Data shown:

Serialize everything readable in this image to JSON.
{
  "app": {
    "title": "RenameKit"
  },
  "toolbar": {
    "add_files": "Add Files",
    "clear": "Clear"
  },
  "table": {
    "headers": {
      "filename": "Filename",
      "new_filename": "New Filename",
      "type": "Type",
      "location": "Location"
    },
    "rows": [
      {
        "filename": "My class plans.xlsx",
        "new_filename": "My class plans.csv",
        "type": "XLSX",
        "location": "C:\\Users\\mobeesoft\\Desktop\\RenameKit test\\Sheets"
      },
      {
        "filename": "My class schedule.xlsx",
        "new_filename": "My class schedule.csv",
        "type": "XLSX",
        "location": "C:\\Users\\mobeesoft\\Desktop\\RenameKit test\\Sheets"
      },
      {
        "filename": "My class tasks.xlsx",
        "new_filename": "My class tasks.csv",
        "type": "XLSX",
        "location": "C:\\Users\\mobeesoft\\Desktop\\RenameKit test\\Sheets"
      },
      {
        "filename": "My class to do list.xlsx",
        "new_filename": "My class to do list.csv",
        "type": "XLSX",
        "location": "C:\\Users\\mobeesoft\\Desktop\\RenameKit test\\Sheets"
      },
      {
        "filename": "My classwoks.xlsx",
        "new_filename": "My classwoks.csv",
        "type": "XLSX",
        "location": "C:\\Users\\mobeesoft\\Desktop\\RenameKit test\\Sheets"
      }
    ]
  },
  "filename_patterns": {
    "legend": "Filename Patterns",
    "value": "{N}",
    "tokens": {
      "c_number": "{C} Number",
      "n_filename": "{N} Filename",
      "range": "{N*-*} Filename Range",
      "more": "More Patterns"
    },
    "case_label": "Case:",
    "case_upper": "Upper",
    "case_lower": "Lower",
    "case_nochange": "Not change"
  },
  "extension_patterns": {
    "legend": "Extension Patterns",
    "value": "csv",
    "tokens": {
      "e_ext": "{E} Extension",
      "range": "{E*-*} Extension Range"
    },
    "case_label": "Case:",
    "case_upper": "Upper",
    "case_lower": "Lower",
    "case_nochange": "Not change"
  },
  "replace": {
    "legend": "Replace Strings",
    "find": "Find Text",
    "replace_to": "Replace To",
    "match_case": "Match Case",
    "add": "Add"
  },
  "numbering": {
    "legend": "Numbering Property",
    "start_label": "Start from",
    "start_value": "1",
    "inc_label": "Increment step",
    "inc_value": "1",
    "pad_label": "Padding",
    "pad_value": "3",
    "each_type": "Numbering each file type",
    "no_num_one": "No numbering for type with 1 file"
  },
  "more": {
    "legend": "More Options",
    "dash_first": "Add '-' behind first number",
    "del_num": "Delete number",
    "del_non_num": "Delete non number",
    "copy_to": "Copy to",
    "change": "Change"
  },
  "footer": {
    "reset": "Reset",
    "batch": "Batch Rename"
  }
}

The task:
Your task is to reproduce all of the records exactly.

Answer box:
Serialize everything readable in this image to JSON.
{
  "app": {
    "title": "RenameKit"
  },
  "toolbar": {
    "add_files": "Add Files",
    "clear": "Clear"
  },
  "table": {
    "headers": {
      "filename": "Filename",
      "new_filename": "New Filename",
      "type": "Type",
      "location": "Location"
    },
    "rows": [
      {
        "filename": "My class plans.xlsx",
        "new_filename": "My class plans.csv",
        "type": "XLSX",
        "location": "C:\\Users\\mobeesoft\\Desktop\\RenameKit test\\Sheets"
      },
      {
        "filename": "My class schedule.xlsx",
        "new_filename": "My class schedule.csv",
        "type": "XLSX",
        "location": "C:\\Users\\mobeesoft\\Desktop\\RenameKit test\\Sheets"
      },
      {
        "filename": "My class tasks.xlsx",
        "new_filename": "My class tasks.csv",
        "type": "XLSX",
        "location": "C:\\Users\\mobeesoft\\Desktop\\RenameKit test\\Sheets"
      },
      {
        "filename": "My class to do list.xlsx",
        "new_filename": "My class to do list.csv",
        "type": "XLSX",
        "location": "C:\\Users\\mobeesoft\\Desktop\\RenameKit test\\Sheets"
      },
      {
        "filename": "My classwoks.xlsx",
        "new_filename": "My classwoks.csv",
        "type": "XLSX",
        "location": "C:\\Users\\mobeesoft\\Desktop\\RenameKit test\\Sheets"
      }
    ]
  },
  "filename_patterns": {
    "legend": "Filename Patterns",
    "value": "{N}",
    "tokens": {
      "c_number": "{C} Number",
      "n_filename": "{N} Filename",
      "range": "{N*-*} Filename Range",
      "more": "More Patterns"
    },
    "case_label": "Case:",
    "case_upper": "Upper",
    "case_lower": "Lower",
    "case_nochange": "Not change"
  },
  "extension_patterns": {
    "legend": "Extension Patterns",
    "value": "csv",
    "tokens": {
      "e_ext": "{E} Extension",
      "range": "{E*-*} Extension Range"
    },
    "case_label": "Case:",
    "case_upper": "Upper",
    "case_lower": "Lower",
    "case_nochange": "Not change"
  },
  "replace": {
    "legend": "Replace Strings",
    "find": "Find Text",
    "replace_to": "Replace To",
    "match_case": "Match Case",
    "add": "Add"
  },
  "numbering": {
    "legend": "Numbering Property",
    "start_label": "Start from",
    "start_value": "1",
    "inc_label": "Increment step",
    "inc_value": "1",
    "pad_label": "Padding",
    "pad_value": "3",
    "each_type": "Numbering each file type",
    "no_num_one": "No numbering for type with 1 file"
  },
  "more": {
    "legend": "More Options",
    "dash_first": "Add '-' behind first number",
    "del_num": "Delete number",
    "del_non_num": "Delete non number",
    "copy_to": "Copy to",
    "change": "Change"
  },
  "footer": {
    "reset": "Reset",
    "batch": "Batch Rename"
  }
}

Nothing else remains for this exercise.